Wine is rapidly becoming the drink of choice among Americans. Not only is the number of people drinking wine increasing, the number of wines on the market is also on the rise. Experts estimate that, by 2015, Americans may even drink more wine than the French! No doubt you are familiar with the usual reds and whites, but did you know that there is also a category of wines that are sweet enough to replace your favorite dessert? Dessert wines are luscious after-dinner drinks that will linger on your palate more deliciously than any mousse, cake or pie. You've got to try one! Read on to learn more about these lovely sweet wines.
Dessert wines bring a novel and luscious end to a meal
Debra and Keith Gordon, authors of Wine on Tuesdays

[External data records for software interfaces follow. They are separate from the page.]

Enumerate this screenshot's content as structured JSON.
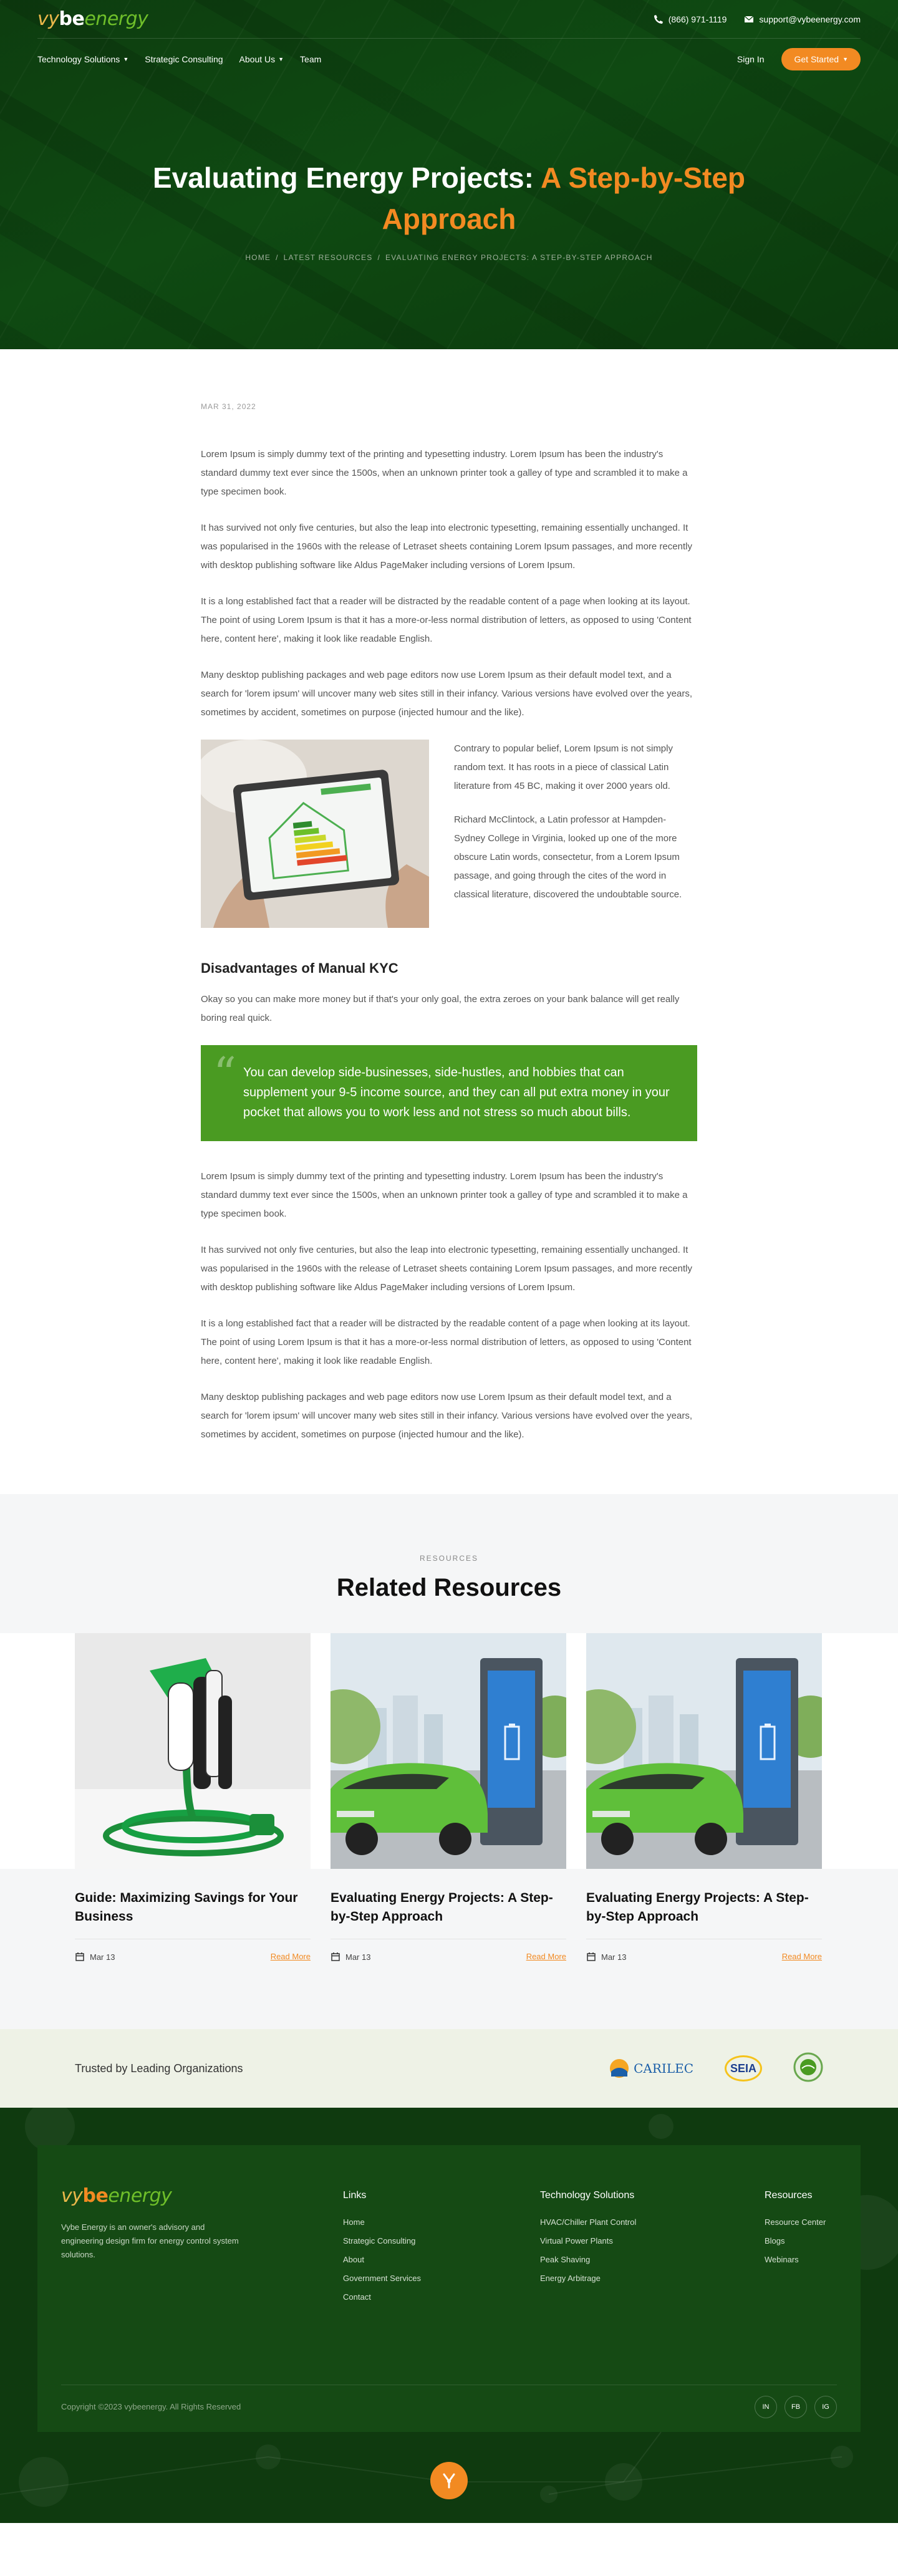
{
  "colors": {
    "accent": "#f28a22",
    "brand_green": "#4a9b22",
    "dark_green": "#0f3a0f"
  },
  "brand": {
    "logo_part1": "vy",
    "logo_part2": "be",
    "logo_part3": "energy"
  },
  "topbar": {
    "phone": "(866) 971-1119",
    "email": "support@vybeenergy.com"
  },
  "nav": {
    "items": [
      "Technology Solutions",
      "Strategic Consulting",
      "About Us",
      "Team"
    ],
    "sign_in": "Sign In",
    "cta": "Get Started"
  },
  "hero": {
    "title_main": "Evaluating Energy Projects: ",
    "title_accent": "A Step-by-Step Approach",
    "breadcrumb": [
      "HOME",
      "LATEST RESOURCES",
      "EVALUATING ENERGY PROJECTS: A STEP-BY-STEP APPROACH"
    ],
    "breadcrumb_sep": "/"
  },
  "article": {
    "date": "MAR 31, 2022",
    "intro": [
      "Lorem Ipsum is simply dummy text of the printing and typesetting industry. Lorem Ipsum has been the industry's standard dummy text ever since the 1500s, when an unknown printer took a galley of type and scrambled it to make a type specimen book.",
      "It has survived not only five centuries, but also the leap into electronic typesetting, remaining essentially unchanged. It was popularised in the 1960s with the release of Letraset sheets containing Lorem Ipsum passages, and more recently with desktop publishing software like Aldus PageMaker including versions of Lorem Ipsum.",
      "It is a long established fact that a reader will be distracted by the readable content of a page when looking at its layout. The point of using Lorem Ipsum is that it has a more-or-less normal distribution of letters, as opposed to using 'Content here, content here', making it look like readable English.",
      "Many desktop publishing packages and web page editors now use Lorem Ipsum as their default model text, and a search for 'lorem ipsum' will uncover many web sites still in their infancy. Various versions have evolved over the years, sometimes by accident, sometimes on purpose (injected humour and the like)."
    ],
    "side": [
      "Contrary to popular belief, Lorem Ipsum is not simply random text. It has roots in a piece of classical Latin literature from 45 BC, making it over 2000 years old.",
      "Richard McClintock, a Latin professor at Hampden-Sydney College in Virginia, looked up one of the more obscure Latin words, consectetur, from a Lorem Ipsum passage, and going through the cites of the word in classical literature, discovered the undoubtable source."
    ],
    "subheading": "Disadvantages of Manual KYC",
    "sub_text": "Okay so you can make more money but if that's your only goal, the extra zeroes on your bank balance will get really boring real quick.",
    "quote": "You can develop side-businesses, side-hustles, and hobbies that can supplement your 9-5 income source, and they can all put extra money in your pocket that allows you to work less and not stress so much about bills.",
    "outro": [
      "Lorem Ipsum is simply dummy text of the printing and typesetting industry. Lorem Ipsum has been the industry's standard dummy text ever since the 1500s, when an unknown printer took a galley of type and scrambled it to make a type specimen book.",
      "It has survived not only five centuries, but also the leap into electronic typesetting, remaining essentially unchanged. It was popularised in the 1960s with the release of Letraset sheets containing Lorem Ipsum passages, and more recently with desktop publishing software like Aldus PageMaker including versions of Lorem Ipsum.",
      "It is a long established fact that a reader will be distracted by the readable content of a page when looking at its layout. The point of using Lorem Ipsum is that it has a more-or-less normal distribution of letters, as opposed to using 'Content here, content here', making it look like readable English.",
      "Many desktop publishing packages and web page editors now use Lorem Ipsum as their default model text, and a search for 'lorem ipsum' will uncover many web sites still in their infancy. Various versions have evolved over the years, sometimes by accident, sometimes on purpose (injected humour and the like)."
    ]
  },
  "related": {
    "eyebrow": "RESOURCES",
    "title": "Related Resources",
    "cards": [
      {
        "title": "Guide: Maximizing Savings for Your Business",
        "date": "Mar 13",
        "link": "Read More"
      },
      {
        "title": "Evaluating Energy Projects: A Step-by-Step Approach",
        "date": "Mar 13",
        "link": "Read More"
      },
      {
        "title": "Evaluating Energy Projects: A Step-by-Step Approach",
        "date": "Mar 13",
        "link": "Read More"
      }
    ]
  },
  "trust": {
    "label": "Trusted by Leading Organizations",
    "logo1": "CARILEC",
    "logo2": "SEIA"
  },
  "footer": {
    "description": "Vybe Energy is an owner's advisory and engineering design firm for energy control system solutions.",
    "links_title": "Links",
    "links": [
      "Home",
      "Strategic Consulting",
      "About",
      "Government Services",
      "Contact"
    ],
    "tech_title": "Technology Solutions",
    "tech": [
      "HVAC/Chiller Plant Control",
      "Virtual Power Plants",
      "Peak Shaving",
      "Energy Arbitrage"
    ],
    "res_title": "Resources",
    "resources": [
      "Resource Center",
      "Blogs",
      "Webinars"
    ],
    "copyright": "Copyright ©2023 vybeenergy. All Rights Reserved",
    "socials": [
      "IN",
      "FB",
      "IG"
    ]
  }
}
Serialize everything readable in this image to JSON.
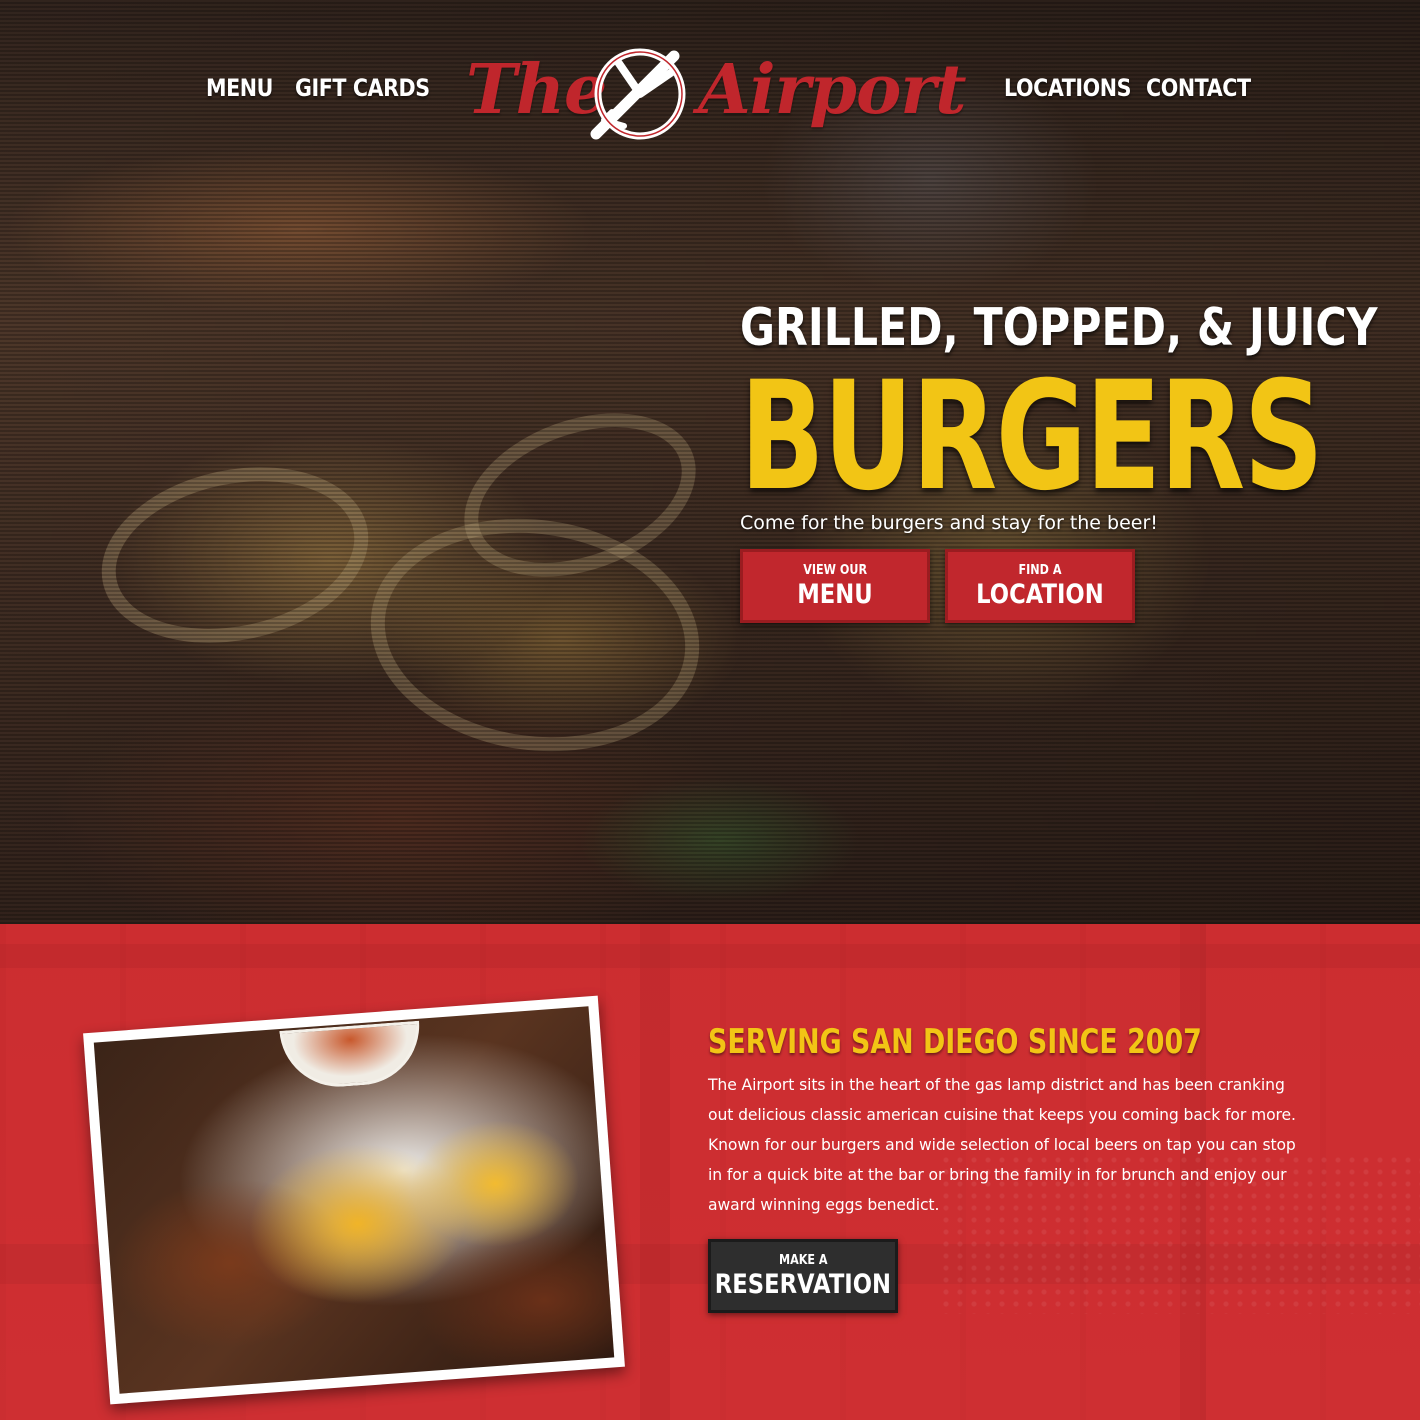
{
  "nav": {
    "left": [
      "MENU",
      "GIFT CARDS"
    ],
    "right": [
      "LOCATIONS",
      "CONTACT"
    ],
    "logo": {
      "word1": "The",
      "word2": "Airport",
      "icon": "airplane-icon"
    }
  },
  "hero": {
    "tagline": "GRILLED, TOPPED, & JUICY",
    "headline": "BURGERS",
    "subtext": "Come for the burgers and stay for the beer!",
    "buttons": [
      {
        "small": "VIEW OUR",
        "big": "MENU"
      },
      {
        "small": "FIND A",
        "big": "LOCATION"
      }
    ]
  },
  "about": {
    "title": "SERVING SAN DIEGO SINCE 2007",
    "body": "The Airport sits in the heart of the gas lamp district and has been cranking out delicious classic american cuisine that keeps you coming back for more. Known for our burgers and wide selection of local beers on tap you can stop in for a quick bite at the bar or bring the family in for brunch and enjoy our award winning eggs benedict.",
    "button": {
      "small": "MAKE A",
      "big": "RESERVATION"
    }
  },
  "colors": {
    "brand_red": "#c1272d",
    "accent_yellow": "#f2c515",
    "button_dark": "#2e2e2e"
  }
}
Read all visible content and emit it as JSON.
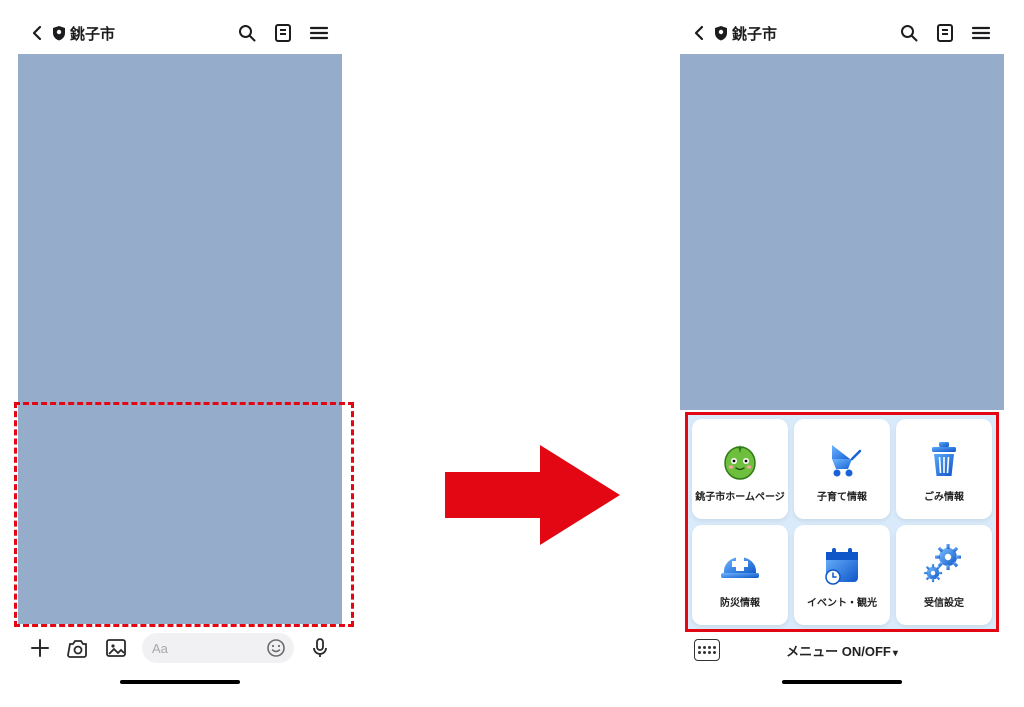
{
  "header": {
    "title": "銚子市"
  },
  "input": {
    "placeholder": "Aa"
  },
  "menu_toggle": {
    "label": "メニュー ON/OFF",
    "caret": "▾"
  },
  "menu_tiles": [
    {
      "id": "homepage",
      "label": "銚子市ホームページ"
    },
    {
      "id": "childcare",
      "label": "子育て情報"
    },
    {
      "id": "garbage",
      "label": "ごみ情報"
    },
    {
      "id": "disaster",
      "label": "防災情報"
    },
    {
      "id": "events",
      "label": "イベント・観光"
    },
    {
      "id": "settings",
      "label": "受信設定"
    }
  ]
}
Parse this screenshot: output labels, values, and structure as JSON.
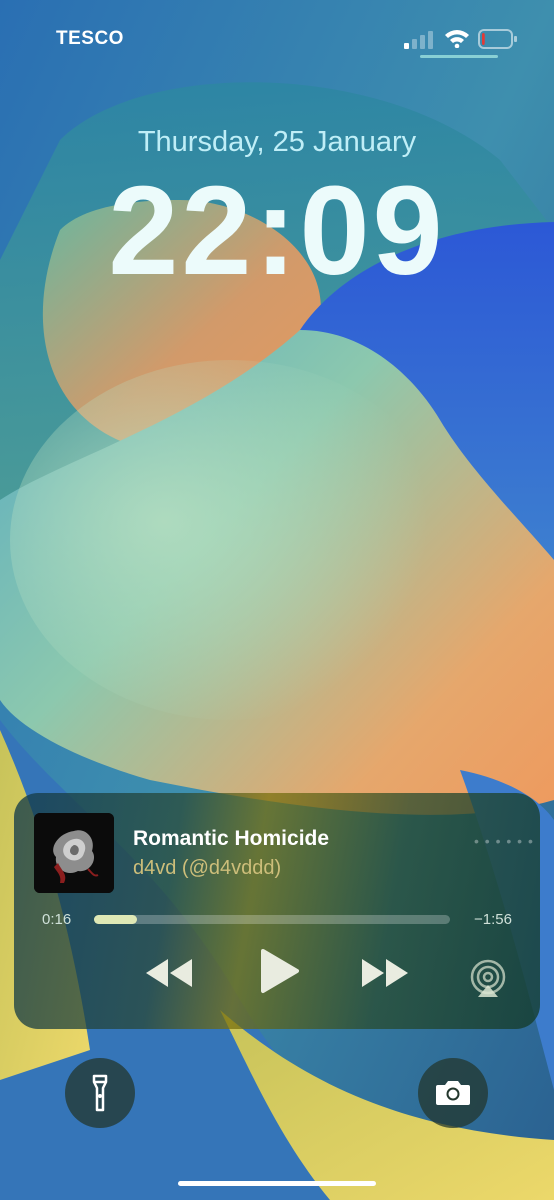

, are passionate about wine and want to foster your passion too. They believe wine is fun, fresh and meant to be enjoyed at all times - that includes at dessert.
Sure it's easier to order the cheesecake
, chocolate mousse
or apple pie
, but chances are you've already had them a time or two. What's novel about that? Why not savoringly sip a sweet, full-flavored dessert wine, instead?
What is dessert wine?
In a word, ambrosia. The Gordons say that there is actually no clear definition of a dessert wine, but that these sweeter, full-flavored wines provide an ambrosial completion to the meal they follow. This is unlike the more acidic, lighter wines
a meal. Acidic wines open the palate, sweet wines close it.
Typically, dessert wines are sold in half-bottles. The smaller quantity reflects the way these sweet wines are to be drank. You sip - not gulp - small amounts of a dessert wine after a meal. And packaging the wine in a smaller bottle means there is less wine to spoil before it is all drunk.
You can purchase your own bottles of dessert wines as well as order a glass at some of the more upscale restaurants. Following are the different types of dessert wines that you can try after your next evening meal.
Late Harvest Wines
According to the Gordons, late harvest wines come from grapes that are left on the vine longer than those picked for regular wines. The grapes are able to achieve higher levels of sugar, which means they also have higher levels of alcohol.
Dessert wines pair impeccably with fruit tarts or crÃ¨me brulee, but they are just as satisfying sipped on their own.
The Gordons suggest German Auslese, Beernauslese (only produced three out of every 10 years), and Trockenbeerenauslese (which has more sugar and alcohol). Look for dessert wines made by Wegeler-Deinhard, Pauly-Bergweiler, Dr H Thanish, Selback-Oster, and Schloss Saarstein.
Late harvest wines are also available from Washington, Oregon and Virginia.
Considered a very late harvest wine, ice wines are made from grapes that actually freeze on the vine. They are picked in the early morning hours (usually between 2 a.m. and 5 a.m.) and then crushed.
According to the Gordons, ice wines are even sweeter than younger late harvest wines and they are ideal for aging. Ice wines are also more expensive than younger late harvest wines.
The most common grapes used in ice wines are Riesling, Sauvignon Blanc, and Semillon. These wines exude notes of honey, apricot, butterscotch, and spice, countered with a crisp acidity.
You will be surprised to find out that one of the finest wines in the world is made from a fungus that rots grapes. The Gordons explain that late in the growing season, Semillon or Sauvignon Blanc grapes left on the vine develop a fungus called botrytis cinerea, also known as "noble rot."
The clusters of grapes shrivel like raisins and become highly concentrated in sugar. Once harvested, the grapes are turned into some of the most prized, long-lived wines in the world. What makes Sauternes so special is their clean flavor, complexity and balance. Their sweetness lingers on the palate long after you've finished your glass.
The Gordons recommend Tokaij of Hungary, German Trockenbeerenauslese, and, hands down, French Sauternes. Specifically, Chateau D'Yquem, Guirand, Rieussec, D'Arche and Lamothe. These are quite pricey, but worth the experience.
Drink your dessert
Once you start sampling dessert wines, with or without a perfectly paired dessert, you may just find that you'd rather drink dessert than eat it.
Debra and Keith Gordon want you to comfortably reach for a glass of dessert wine and enjoy it. Their book Wine on Tuesdays
gives you a history of wine, explains the different varietals and food pairings, and provides shopping and ordering tips. Wine on Tuesdays
is not a complicated stuffy book. It gives you an understandable approach to exploring the many types of wine as well as the confidence to buy, order and drink America's new favorite drink.
For more information on how to be a serious wine drinker without taking wine seriously, visit the Gordons' Wine on Tuesdays blog
. And be sure to check out the SheKnows.com Food and Cooking Channel
for articles on wine, beer, and cocktails and foods to pair with them.